**TASK DIRECTIONS:** Tell how many lines below include the word "Αναζήτηση". Only the number should appear.

[Entries from a dataset of interfaces]
= = =

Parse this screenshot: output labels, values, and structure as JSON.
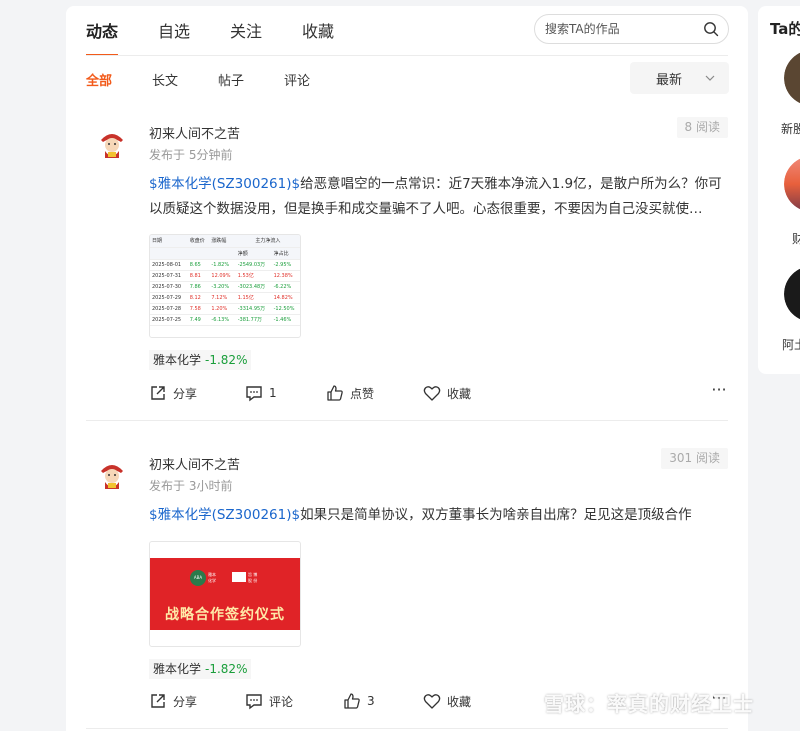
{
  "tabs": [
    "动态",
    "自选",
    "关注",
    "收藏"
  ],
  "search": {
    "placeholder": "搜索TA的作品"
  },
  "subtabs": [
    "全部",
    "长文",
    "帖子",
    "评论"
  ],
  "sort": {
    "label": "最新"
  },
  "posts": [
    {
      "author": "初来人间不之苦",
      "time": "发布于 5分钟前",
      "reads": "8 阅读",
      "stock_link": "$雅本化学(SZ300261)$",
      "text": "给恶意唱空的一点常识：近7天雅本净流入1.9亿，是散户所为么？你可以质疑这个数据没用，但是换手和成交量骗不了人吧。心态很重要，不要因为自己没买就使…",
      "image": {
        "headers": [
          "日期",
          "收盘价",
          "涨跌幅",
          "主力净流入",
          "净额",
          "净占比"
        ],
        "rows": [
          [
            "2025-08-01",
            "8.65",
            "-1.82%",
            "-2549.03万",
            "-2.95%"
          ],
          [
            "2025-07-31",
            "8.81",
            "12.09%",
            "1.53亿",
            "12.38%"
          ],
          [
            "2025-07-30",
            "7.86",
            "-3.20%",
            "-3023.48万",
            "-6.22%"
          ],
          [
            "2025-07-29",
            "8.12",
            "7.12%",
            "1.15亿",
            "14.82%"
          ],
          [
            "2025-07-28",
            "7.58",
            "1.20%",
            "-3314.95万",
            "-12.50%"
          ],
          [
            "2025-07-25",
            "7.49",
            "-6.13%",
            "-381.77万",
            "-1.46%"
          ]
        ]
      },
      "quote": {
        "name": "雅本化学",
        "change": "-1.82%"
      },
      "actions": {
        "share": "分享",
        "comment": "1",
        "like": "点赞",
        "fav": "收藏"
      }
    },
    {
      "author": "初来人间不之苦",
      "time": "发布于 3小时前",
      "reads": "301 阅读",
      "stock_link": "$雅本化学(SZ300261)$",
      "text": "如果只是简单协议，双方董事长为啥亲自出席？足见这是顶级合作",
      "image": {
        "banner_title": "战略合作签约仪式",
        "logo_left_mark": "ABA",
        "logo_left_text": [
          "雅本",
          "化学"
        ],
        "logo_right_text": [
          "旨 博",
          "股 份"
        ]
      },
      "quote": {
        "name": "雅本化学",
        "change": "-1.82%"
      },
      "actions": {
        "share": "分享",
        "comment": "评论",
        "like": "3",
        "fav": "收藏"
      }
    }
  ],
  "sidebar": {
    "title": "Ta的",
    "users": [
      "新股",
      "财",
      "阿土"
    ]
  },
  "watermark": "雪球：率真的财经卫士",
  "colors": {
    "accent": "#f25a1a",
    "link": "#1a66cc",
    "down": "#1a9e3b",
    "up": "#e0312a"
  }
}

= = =

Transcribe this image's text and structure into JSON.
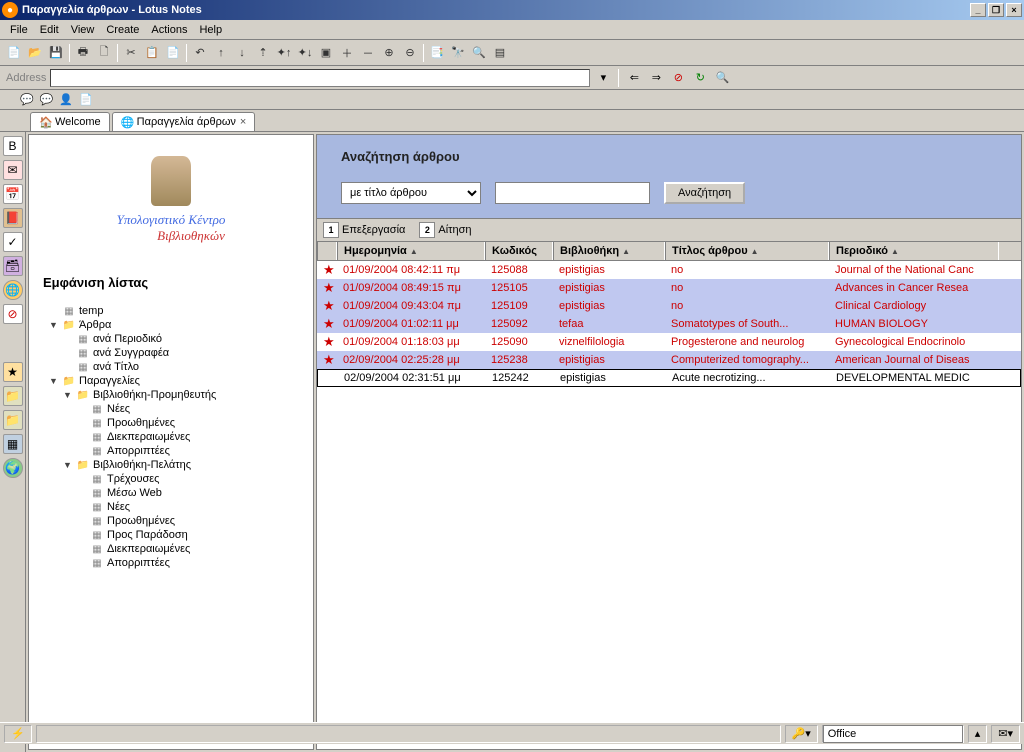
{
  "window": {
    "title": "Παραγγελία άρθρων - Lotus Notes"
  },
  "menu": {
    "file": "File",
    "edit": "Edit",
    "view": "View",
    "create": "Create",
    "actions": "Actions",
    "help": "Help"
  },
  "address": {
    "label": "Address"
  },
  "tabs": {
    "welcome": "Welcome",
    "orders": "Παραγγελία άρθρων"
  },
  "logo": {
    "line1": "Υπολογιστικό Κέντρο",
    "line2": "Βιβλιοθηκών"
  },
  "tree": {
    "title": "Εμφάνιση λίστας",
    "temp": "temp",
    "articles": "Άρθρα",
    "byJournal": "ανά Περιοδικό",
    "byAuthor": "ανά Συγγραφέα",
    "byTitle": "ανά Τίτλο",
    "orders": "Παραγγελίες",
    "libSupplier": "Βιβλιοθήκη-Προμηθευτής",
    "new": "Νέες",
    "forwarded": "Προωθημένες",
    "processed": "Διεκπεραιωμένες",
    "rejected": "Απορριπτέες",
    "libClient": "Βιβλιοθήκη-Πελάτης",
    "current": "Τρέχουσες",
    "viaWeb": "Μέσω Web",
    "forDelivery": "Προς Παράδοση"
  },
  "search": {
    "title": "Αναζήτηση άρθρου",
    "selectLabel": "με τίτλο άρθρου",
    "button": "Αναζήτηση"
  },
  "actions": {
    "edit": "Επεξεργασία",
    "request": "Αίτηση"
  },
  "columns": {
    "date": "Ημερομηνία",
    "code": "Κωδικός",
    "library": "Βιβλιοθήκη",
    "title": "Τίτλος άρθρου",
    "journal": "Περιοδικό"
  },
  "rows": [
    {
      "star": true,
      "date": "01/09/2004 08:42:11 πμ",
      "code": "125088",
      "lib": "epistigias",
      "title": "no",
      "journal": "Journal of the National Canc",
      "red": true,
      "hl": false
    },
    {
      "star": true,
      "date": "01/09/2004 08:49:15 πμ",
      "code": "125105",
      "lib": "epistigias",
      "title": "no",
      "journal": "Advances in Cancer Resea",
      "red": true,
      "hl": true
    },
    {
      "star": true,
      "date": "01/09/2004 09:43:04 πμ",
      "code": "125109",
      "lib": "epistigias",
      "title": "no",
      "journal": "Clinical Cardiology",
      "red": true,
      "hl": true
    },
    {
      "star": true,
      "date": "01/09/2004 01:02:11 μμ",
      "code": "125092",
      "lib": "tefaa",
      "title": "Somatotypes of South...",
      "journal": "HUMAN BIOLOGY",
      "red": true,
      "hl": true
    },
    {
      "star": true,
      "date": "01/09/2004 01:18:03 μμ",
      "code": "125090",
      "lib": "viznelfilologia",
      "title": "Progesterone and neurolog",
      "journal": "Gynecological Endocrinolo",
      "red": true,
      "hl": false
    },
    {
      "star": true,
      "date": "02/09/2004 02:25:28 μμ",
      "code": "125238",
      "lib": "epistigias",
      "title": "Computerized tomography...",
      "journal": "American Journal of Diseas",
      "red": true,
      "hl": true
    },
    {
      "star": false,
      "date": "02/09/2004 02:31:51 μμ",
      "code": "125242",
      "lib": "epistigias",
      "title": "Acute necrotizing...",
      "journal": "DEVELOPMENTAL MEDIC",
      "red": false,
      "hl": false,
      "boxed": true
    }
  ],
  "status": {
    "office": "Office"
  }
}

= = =

**ANSWER TO THIS EXERCISE:** 2